What the task requires
Every line with the word "https" in it should be extracted from the data that follows.

Segment Start: Extracted information

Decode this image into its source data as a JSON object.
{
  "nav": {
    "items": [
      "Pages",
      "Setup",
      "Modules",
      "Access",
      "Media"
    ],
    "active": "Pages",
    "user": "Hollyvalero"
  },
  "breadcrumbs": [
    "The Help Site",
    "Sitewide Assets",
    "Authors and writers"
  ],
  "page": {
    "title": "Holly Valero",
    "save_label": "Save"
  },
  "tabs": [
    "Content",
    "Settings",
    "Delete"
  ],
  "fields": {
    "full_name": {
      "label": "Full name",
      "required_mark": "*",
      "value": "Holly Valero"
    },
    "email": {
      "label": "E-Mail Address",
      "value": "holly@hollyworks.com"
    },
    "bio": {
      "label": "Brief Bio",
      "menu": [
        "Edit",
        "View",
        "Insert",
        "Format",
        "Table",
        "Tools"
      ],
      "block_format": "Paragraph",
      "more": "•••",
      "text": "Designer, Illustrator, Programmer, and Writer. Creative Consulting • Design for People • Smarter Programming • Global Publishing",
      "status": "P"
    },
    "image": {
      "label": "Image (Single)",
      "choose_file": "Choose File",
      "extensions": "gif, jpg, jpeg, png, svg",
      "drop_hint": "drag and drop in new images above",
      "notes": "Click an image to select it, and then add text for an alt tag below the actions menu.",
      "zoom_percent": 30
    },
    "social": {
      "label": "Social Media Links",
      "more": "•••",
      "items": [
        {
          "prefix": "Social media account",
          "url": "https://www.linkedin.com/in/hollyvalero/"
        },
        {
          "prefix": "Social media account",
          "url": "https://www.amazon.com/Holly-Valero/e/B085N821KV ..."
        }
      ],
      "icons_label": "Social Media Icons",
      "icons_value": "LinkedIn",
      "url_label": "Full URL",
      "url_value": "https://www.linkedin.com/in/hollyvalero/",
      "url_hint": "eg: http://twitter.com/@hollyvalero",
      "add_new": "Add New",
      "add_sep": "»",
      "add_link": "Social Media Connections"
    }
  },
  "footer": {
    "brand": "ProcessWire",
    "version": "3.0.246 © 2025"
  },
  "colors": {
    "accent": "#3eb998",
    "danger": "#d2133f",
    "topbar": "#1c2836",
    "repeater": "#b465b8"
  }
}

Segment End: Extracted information

Task answer
          "url": "https://www.linkedin.com/in/hollyvalero/"
          "url": "https://www.amazon.com/Holly-Valero/e/B085N821KV ..."
      "url_value": "https://www.linkedin.com/in/hollyvalero/",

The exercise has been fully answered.